Who should be using them?

These extensions are valuable to just about any business, even if searchers do not directly engage with them. Adding video collateral to an ad nearly doubles its real estate on the SERP, helping it stand out against competitors’ ads. Plus, we know that people tend to be more attracted to ads that include an image. No doubt, they will be particularly useful to advertisers promoting “sexy” products like luxury goods or vacation packages.

The upside is even greater if searchers do engage with the video. Think about it this way, with text ads, you only have 96 characters to capture searchers’ attention and convince them to click through to your site. On the flip side, videos give advertisers the perfect opportunity to expand on this messaging. In fact, according to Forrester Research, a 30-second video has an average value of 900,000 words. For advertisers selling complex product offerings, video extensions could be a game-changer.

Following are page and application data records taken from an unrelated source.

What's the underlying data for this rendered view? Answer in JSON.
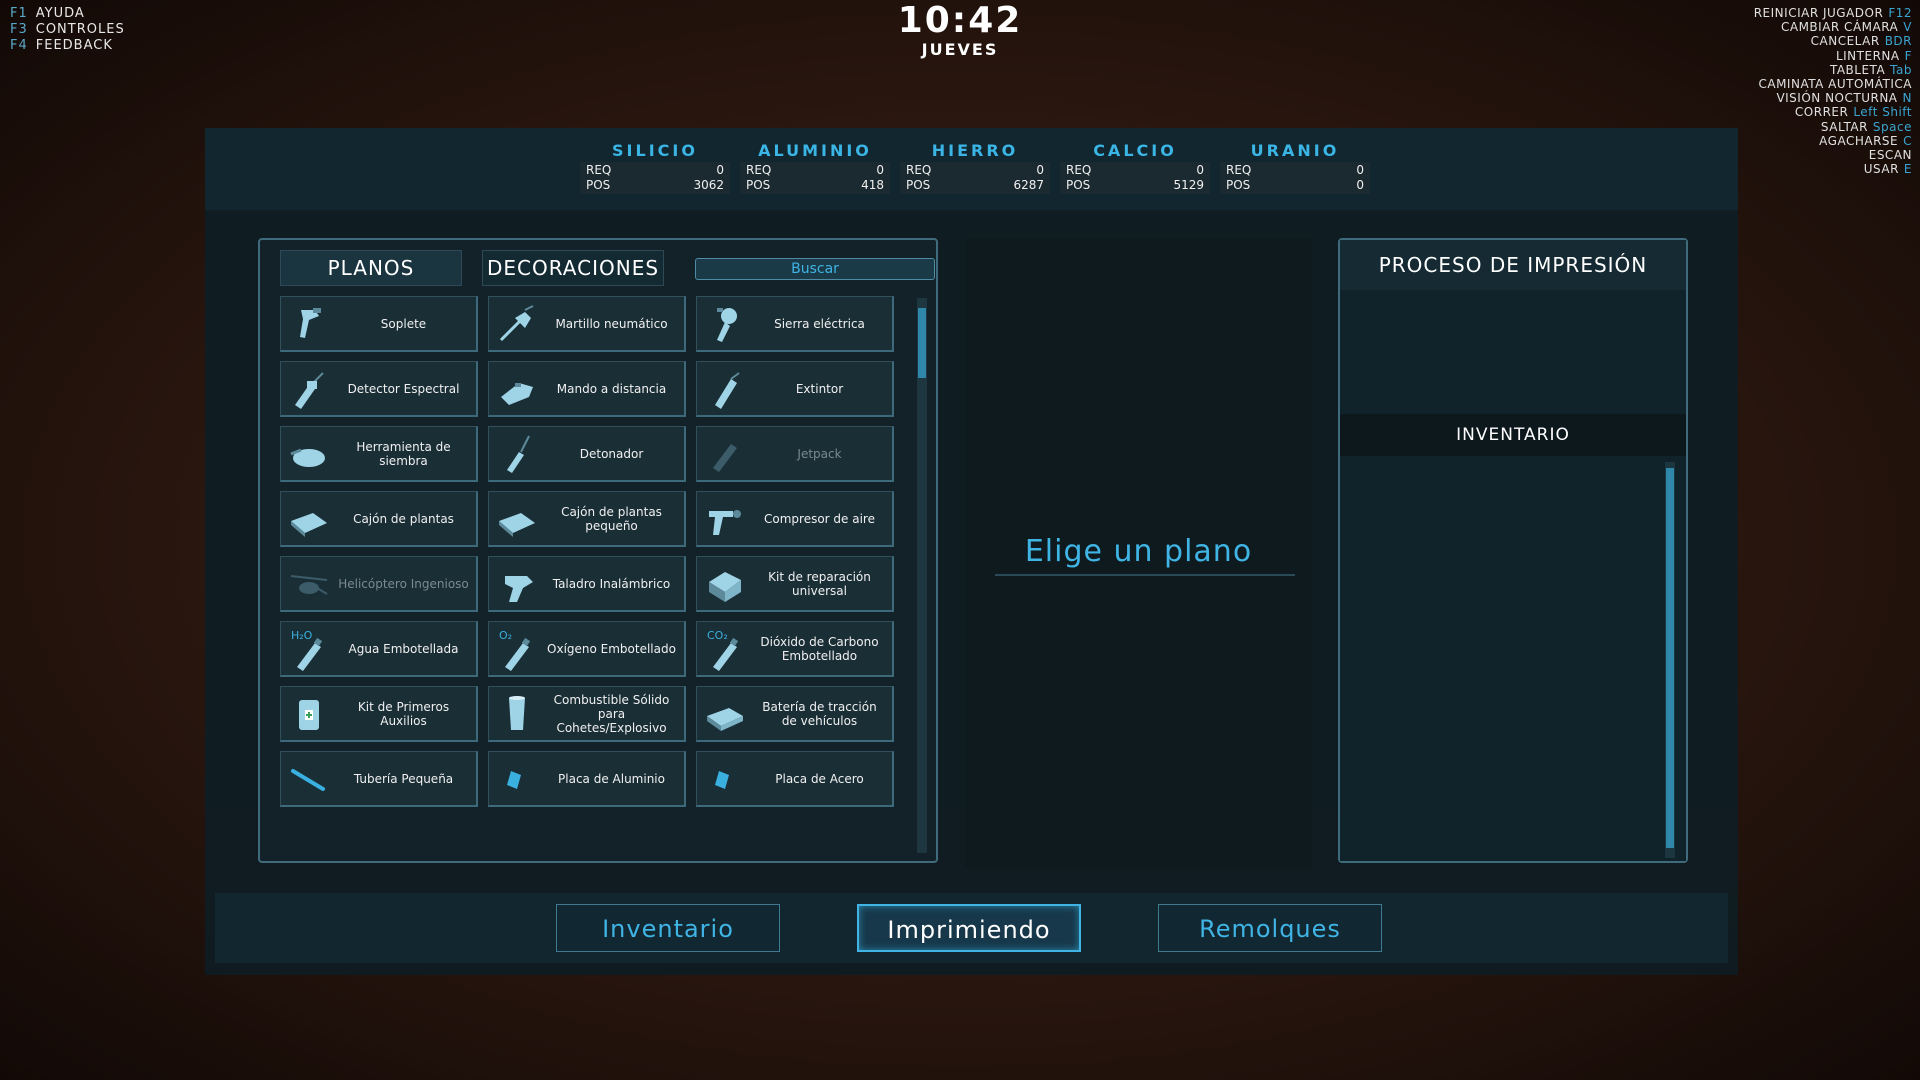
{
  "help": [
    {
      "key": "F1",
      "label": "AYUDA"
    },
    {
      "key": "F3",
      "label": "CONTROLES"
    },
    {
      "key": "F4",
      "label": "FEEDBACK"
    }
  ],
  "clock": {
    "time": "10:42",
    "day": "JUEVES"
  },
  "controls": [
    {
      "label": "REINICIAR JUGADOR",
      "key": "F12"
    },
    {
      "label": "CAMBIAR CÁMARA",
      "key": "V"
    },
    {
      "label": "CANCELAR",
      "key": "BDR"
    },
    {
      "label": "LINTERNA",
      "key": "F"
    },
    {
      "label": "TABLETA",
      "key": "Tab"
    },
    {
      "label": "CAMINATA AUTOMÁTICA",
      "key": ""
    },
    {
      "label": "VISIÓN NOCTURNA",
      "key": "N"
    },
    {
      "label": "CORRER",
      "key": "Left Shift"
    },
    {
      "label": "SALTAR",
      "key": "Space"
    },
    {
      "label": "AGACHARSE",
      "key": "C"
    },
    {
      "label": "ESCAN",
      "key": ""
    },
    {
      "label": "USAR",
      "key": "E"
    }
  ],
  "resources": [
    {
      "name": "SILICIO",
      "req_label": "REQ",
      "req": "0",
      "pos_label": "POS",
      "pos": "3062"
    },
    {
      "name": "ALUMINIO",
      "req_label": "REQ",
      "req": "0",
      "pos_label": "POS",
      "pos": "418"
    },
    {
      "name": "HIERRO",
      "req_label": "REQ",
      "req": "0",
      "pos_label": "POS",
      "pos": "6287"
    },
    {
      "name": "CALCIO",
      "req_label": "REQ",
      "req": "0",
      "pos_label": "POS",
      "pos": "5129"
    },
    {
      "name": "URANIO",
      "req_label": "REQ",
      "req": "0",
      "pos_label": "POS",
      "pos": "0"
    }
  ],
  "tabs": {
    "planos": "PLANOS",
    "decoraciones": "DECORACIONES"
  },
  "search": {
    "placeholder": "Buscar"
  },
  "items": [
    {
      "label": "Soplete",
      "icon": "blowtorch-icon",
      "enabled": true
    },
    {
      "label": "Martillo neumático",
      "icon": "jackhammer-icon",
      "enabled": true
    },
    {
      "label": "Sierra eléctrica",
      "icon": "saw-icon",
      "enabled": true
    },
    {
      "label": "Detector Espectral",
      "icon": "detector-icon",
      "enabled": true
    },
    {
      "label": "Mando a distancia",
      "icon": "remote-icon",
      "enabled": true
    },
    {
      "label": "Extintor",
      "icon": "extinguisher-icon",
      "enabled": true
    },
    {
      "label": "Herramienta de siembra",
      "icon": "seeder-icon",
      "enabled": true
    },
    {
      "label": "Detonador",
      "icon": "detonator-icon",
      "enabled": true
    },
    {
      "label": "Jetpack",
      "icon": "jetpack-icon",
      "enabled": false
    },
    {
      "label": "Cajón de plantas",
      "icon": "planter-icon",
      "enabled": true
    },
    {
      "label": "Cajón de plantas pequeño",
      "icon": "planter-icon",
      "enabled": true
    },
    {
      "label": "Compresor de aire",
      "icon": "compressor-icon",
      "enabled": true
    },
    {
      "label": "Helicóptero Ingenioso",
      "icon": "helicopter-icon",
      "enabled": false
    },
    {
      "label": "Taladro Inalámbrico",
      "icon": "drill-icon",
      "enabled": true
    },
    {
      "label": "Kit de reparación universal",
      "icon": "repair-kit-icon",
      "enabled": true
    },
    {
      "label": "Agua Embotellada",
      "icon": "bottle-icon",
      "badge": "H₂O",
      "enabled": true
    },
    {
      "label": "Oxígeno Embotellado",
      "icon": "bottle-icon",
      "badge": "O₂",
      "enabled": true
    },
    {
      "label": "Dióxido de Carbono Embotellado",
      "icon": "bottle-icon",
      "badge": "CO₂",
      "enabled": true
    },
    {
      "label": "Kit de Primeros Auxilios",
      "icon": "first-aid-icon",
      "enabled": true
    },
    {
      "label": "Combustible Sólido para Cohetes/Explosivo",
      "icon": "fuel-icon",
      "enabled": true
    },
    {
      "label": "Batería de tracción de vehículos",
      "icon": "battery-icon",
      "enabled": true
    },
    {
      "label": "Tubería Pequeña",
      "icon": "pipe-icon",
      "enabled": true
    },
    {
      "label": "Placa de Aluminio",
      "icon": "plate-icon",
      "enabled": true
    },
    {
      "label": "Placa de Acero",
      "icon": "plate-icon",
      "enabled": true
    }
  ],
  "center": {
    "message": "Elige un plano"
  },
  "right": {
    "title": "PROCESO DE IMPRESIÓN",
    "inventory_title": "INVENTARIO"
  },
  "bottom": {
    "inventario": "Inventario",
    "imprimiendo": "Imprimiendo",
    "remolques": "Remolques"
  },
  "colors": {
    "accent": "#3fb4e5",
    "panel": "#122228"
  }
}
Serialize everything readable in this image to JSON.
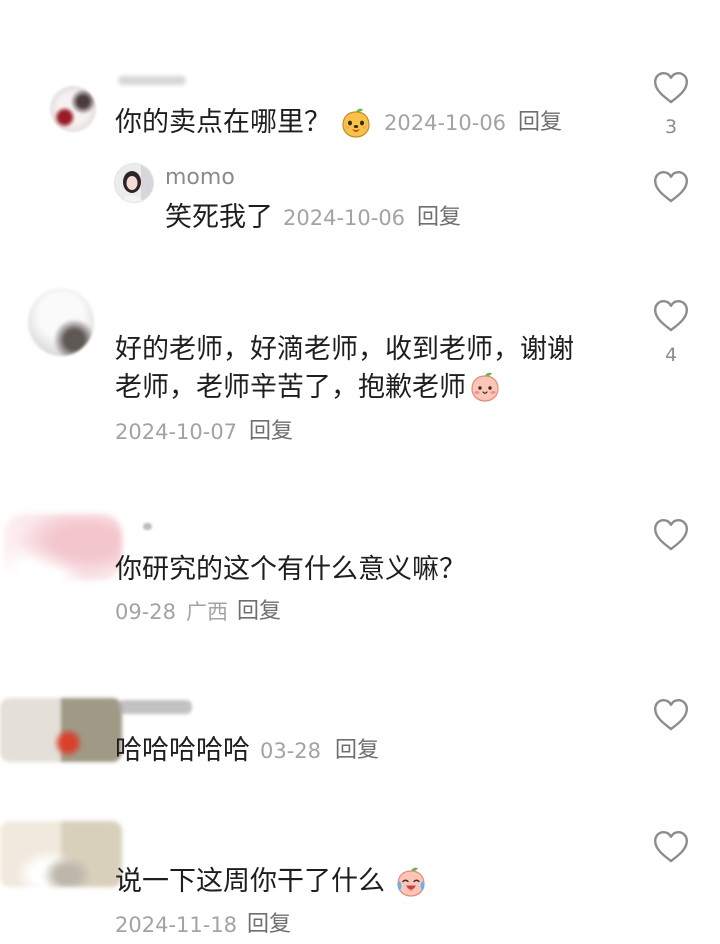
{
  "icons": {
    "like": "heart-outline-icon"
  },
  "comments": [
    {
      "text": "你的卖点在哪里？",
      "emoji": "dog-face-emoji",
      "date": "2024-10-06",
      "reply_label": "回复",
      "like_count": "3",
      "replies": [
        {
          "username": "momo",
          "text": "笑死我了",
          "date": "2024-10-06",
          "reply_label": "回复"
        }
      ]
    },
    {
      "text": "好的老师，好滴老师，收到老师，谢谢老师，老师辛苦了，抱歉老师",
      "emoji": "blush-face-emoji",
      "date": "2024-10-07",
      "reply_label": "回复",
      "like_count": "4"
    },
    {
      "text": "你研究的这个有什么意义嘛？",
      "date": "09-28",
      "location": "广西",
      "reply_label": "回复"
    },
    {
      "text": "哈哈哈哈哈",
      "date": "03-28",
      "reply_label": "回复"
    },
    {
      "text": "说一下这周你干了什么",
      "emoji": "laugh-cry-emoji",
      "date": "2024-11-18",
      "reply_label": "回复"
    }
  ],
  "colors": {
    "text": "#1e1e1e",
    "meta": "#a3a3a3",
    "reply": "#6f6f6f",
    "username": "#8a8a8a",
    "icon": "#8c8c8c",
    "background": "#ffffff"
  }
}
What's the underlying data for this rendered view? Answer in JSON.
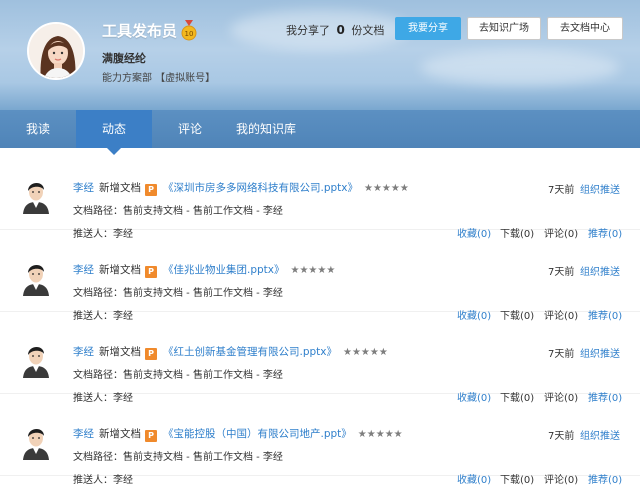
{
  "profile": {
    "name": "工具发布员",
    "level": "10",
    "motto": "满腹经纶",
    "department": "能力方案部 【虚拟账号】",
    "share_prefix": "我分享了",
    "share_count": "0",
    "share_suffix": "份文档"
  },
  "buttons": {
    "share": "我要分享",
    "knowledge_square": "去知识广场",
    "doc_center": "去文档中心"
  },
  "tabs": [
    "我读",
    "动态",
    "评论",
    "我的知识库"
  ],
  "active_tab": "动态",
  "feed": [
    {
      "user": "李经",
      "action": "新增文档",
      "file_type": "P",
      "title": "《深圳市房多多网络科技有限公司.pptx》",
      "stars": "★★★★★",
      "path": "文档路径：售前支持文档 - 售前工作文档 - 李经",
      "pusher": "推送人：李经",
      "time": "7天前",
      "push_action": "组织推送",
      "collect": "收藏(0)",
      "download": "下载(0)",
      "comment": "评论(0)",
      "recommend": "推荐(0)"
    },
    {
      "user": "李经",
      "action": "新增文档",
      "file_type": "P",
      "title": "《佳兆业物业集团.pptx》",
      "stars": "★★★★★",
      "path": "文档路径：售前支持文档 - 售前工作文档 - 李经",
      "pusher": "推送人：李经",
      "time": "7天前",
      "push_action": "组织推送",
      "collect": "收藏(0)",
      "download": "下载(0)",
      "comment": "评论(0)",
      "recommend": "推荐(0)"
    },
    {
      "user": "李经",
      "action": "新增文档",
      "file_type": "P",
      "title": "《红土创新基金管理有限公司.pptx》",
      "stars": "★★★★★",
      "path": "文档路径：售前支持文档 - 售前工作文档 - 李经",
      "pusher": "推送人：李经",
      "time": "7天前",
      "push_action": "组织推送",
      "collect": "收藏(0)",
      "download": "下载(0)",
      "comment": "评论(0)",
      "recommend": "推荐(0)"
    },
    {
      "user": "李经",
      "action": "新增文档",
      "file_type": "P",
      "title": "《宝能控股（中国）有限公司地产.ppt》",
      "stars": "★★★★★",
      "path": "文档路径：售前支持文档 - 售前工作文档 - 李经",
      "pusher": "推送人：李经",
      "time": "7天前",
      "push_action": "组织推送",
      "collect": "收藏(0)",
      "download": "下载(0)",
      "comment": "评论(0)",
      "recommend": "推荐(0)"
    }
  ]
}
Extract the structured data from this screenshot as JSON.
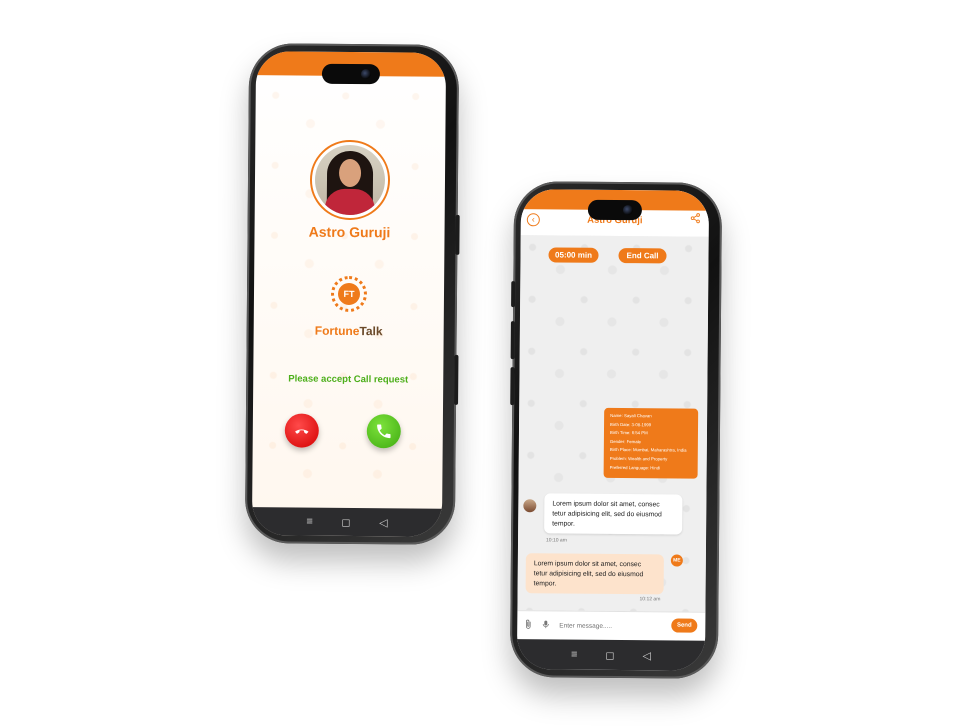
{
  "colors": {
    "brand_orange": "#ef7a1a",
    "accept_green": "#4caf1a",
    "decline_red": "#d30000",
    "nav_dark": "#2c2c2e"
  },
  "incoming_call": {
    "caller_name": "Astro Guruji",
    "logo_initials": "FT",
    "brand_part1": "Fortune",
    "brand_part2": "Talk",
    "status_message": "Please accept Call request",
    "decline_icon": "phone-hangup-icon",
    "accept_icon": "phone-icon"
  },
  "chat": {
    "title": "Astro Guruji",
    "back_icon": "back-arrow-icon",
    "share_icon": "share-icon",
    "timer": "05:00 min",
    "end_call": "End Call",
    "user_details": [
      "Name: Sayali Chavan",
      "Birth Date: 3-08-1999",
      "Birth Time: 6:54 PM",
      "Gender: Female",
      "Birth Place: Mumbai, Maharashtra, India",
      "Problem: Wealth and Property",
      "Preferred Language: Hindi"
    ],
    "messages": [
      {
        "text": "Lorem ipsum dolor sit amet, consec tetur adipisicing elit, sed do eiusmod tempor.",
        "time": "10:10 am"
      },
      {
        "text": "Lorem ipsum dolor sit amet, consec tetur adipisicing elit, sed do eiusmod tempor.",
        "time": "10:12 am",
        "badge": "ME"
      }
    ],
    "input_placeholder": "Enter message.....",
    "send_label": "Send"
  },
  "nav": {
    "menu": "≡",
    "home": "◻",
    "back": "◁"
  }
}
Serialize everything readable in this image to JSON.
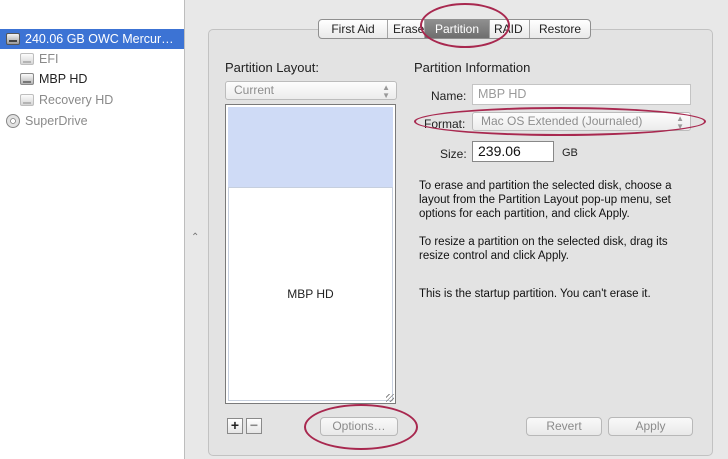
{
  "sidebar": {
    "items": [
      {
        "label": "240.06 GB OWC Mercur…",
        "icon": "hard-drive-icon",
        "selected": true,
        "dim": false
      },
      {
        "label": "EFI",
        "icon": "volume-icon",
        "selected": false,
        "dim": true
      },
      {
        "label": "MBP HD",
        "icon": "volume-icon",
        "selected": false,
        "dim": false
      },
      {
        "label": "Recovery HD",
        "icon": "volume-icon",
        "selected": false,
        "dim": true
      },
      {
        "label": "SuperDrive",
        "icon": "optical-drive-icon",
        "selected": false,
        "dim": true
      }
    ]
  },
  "tabs": [
    {
      "label": "First Aid",
      "active": false
    },
    {
      "label": "Erase",
      "active": false
    },
    {
      "label": "Partition",
      "active": true
    },
    {
      "label": "RAID",
      "active": false
    },
    {
      "label": "Restore",
      "active": false
    }
  ],
  "layout": {
    "heading": "Partition Layout:",
    "popup_value": "Current",
    "partition_name": "MBP HD",
    "add_label": "+",
    "remove_label": "−",
    "options_label": "Options…"
  },
  "info": {
    "heading": "Partition Information",
    "name_label": "Name:",
    "name_value": "MBP HD",
    "format_label": "Format:",
    "format_value": "Mac OS Extended (Journaled)",
    "size_label": "Size:",
    "size_value": "239.06",
    "size_unit": "GB",
    "text1": "To erase and partition the selected disk, choose a layout from the Partition Layout pop-up menu, set options for each partition, and click Apply.",
    "text2": "To resize a partition on the selected disk, drag its resize control and click Apply.",
    "text3": "This is the startup partition. You can't erase it."
  },
  "buttons": {
    "revert": "Revert",
    "apply": "Apply"
  },
  "annotation_color": "#a8284f",
  "selection_color": "#3c73d4"
}
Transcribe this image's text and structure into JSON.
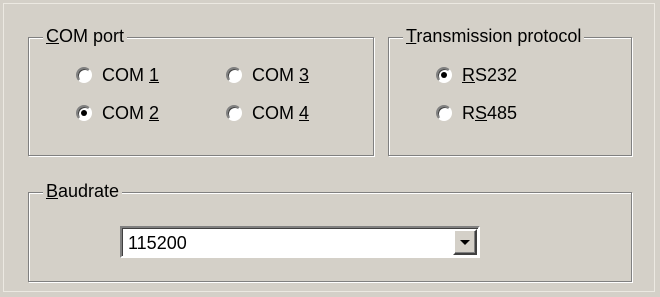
{
  "com_port": {
    "legend_first": "C",
    "legend_rest": "OM port",
    "options": [
      {
        "prefix": "COM ",
        "accel": "1",
        "selected": false
      },
      {
        "prefix": "COM ",
        "accel": "2",
        "selected": true
      },
      {
        "prefix": "COM ",
        "accel": "3",
        "selected": false
      },
      {
        "prefix": "COM ",
        "accel": "4",
        "selected": false
      }
    ]
  },
  "protocol": {
    "legend_first": "T",
    "legend_rest": "ransmission protocol",
    "options": [
      {
        "pre": "",
        "accel": "R",
        "post": "S232",
        "selected": true
      },
      {
        "pre": "R",
        "accel": "S",
        "post": "485",
        "selected": false
      }
    ]
  },
  "baudrate": {
    "legend_first": "B",
    "legend_rest": "audrate",
    "value": "115200"
  },
  "colors": {
    "face": "#d4d0c8",
    "shadow": "#808080",
    "highlight": "#ffffff"
  },
  "icons": {
    "dropdown": "chevron-down-icon"
  }
}
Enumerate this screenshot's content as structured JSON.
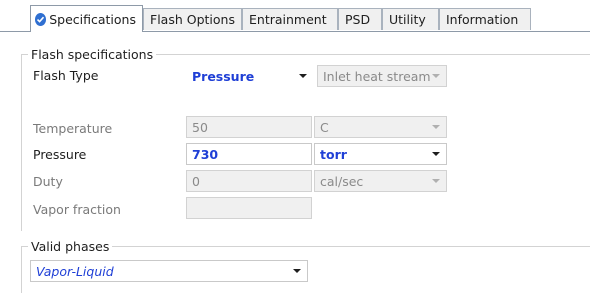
{
  "tabs": [
    {
      "label": "Specifications",
      "active": true,
      "icon": "check-circle-icon"
    },
    {
      "label": "Flash Options"
    },
    {
      "label": "Entrainment"
    },
    {
      "label": "PSD"
    },
    {
      "label": "Utility"
    },
    {
      "label": "Information"
    }
  ],
  "flash_specs": {
    "title": "Flash specifications",
    "flash_type": {
      "label": "Flash Type",
      "value": "Pressure",
      "secondary": "Inlet heat stream"
    },
    "temperature": {
      "label": "Temperature",
      "value": "50",
      "unit": "C"
    },
    "pressure": {
      "label": "Pressure",
      "value": "730",
      "unit": "torr"
    },
    "duty": {
      "label": "Duty",
      "value": "0",
      "unit": "cal/sec"
    },
    "vapor_fraction": {
      "label": "Vapor fraction",
      "value": ""
    }
  },
  "valid_phases": {
    "title": "Valid phases",
    "value": "Vapor-Liquid"
  },
  "colors": {
    "accent": "#1f3fd6",
    "check": "#2f6fd1",
    "border": "#8e9aa8"
  }
}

If searchers do click through to your webpage after viewing the video extension, they will be better informed and more primed for conversion than the average visitor. As a result, Bing reports that these searchers are more likely to convert.

If you have existing video content that fits Bing Ad’s guidelines, you should definitely give this extension a shot! If not, I recommend keeping an ear out for testers’ success statistics before building video content.

*Note: This extension is currently in pilot and Bing is no longer recruiting testers.

Choosing Your Ad Extensions

With so many options available, you may be struggling to choose which extensions to implement. According to Paul Apodaca, a principal Product Manager at Microsoft, Bing wants advertisers to use as many extensions as possible, provided they are relevant to their business. He explained that Bing customizes the extensions served based on the context and behavior of that particular searcher.

My advice to advertisers is to utilize every extension that they truly believe will enhance their searchers’ experience with their ads. Once they’ve been running for a while, you can dive into the data to understand which extensions users are engaging with.

This blog post originally appeared on the Bing Ads Blog. It has been republished with permission.

Erin Sagin

Erin Sagin is the Global SMB Solutions Go To Market Lead at Google.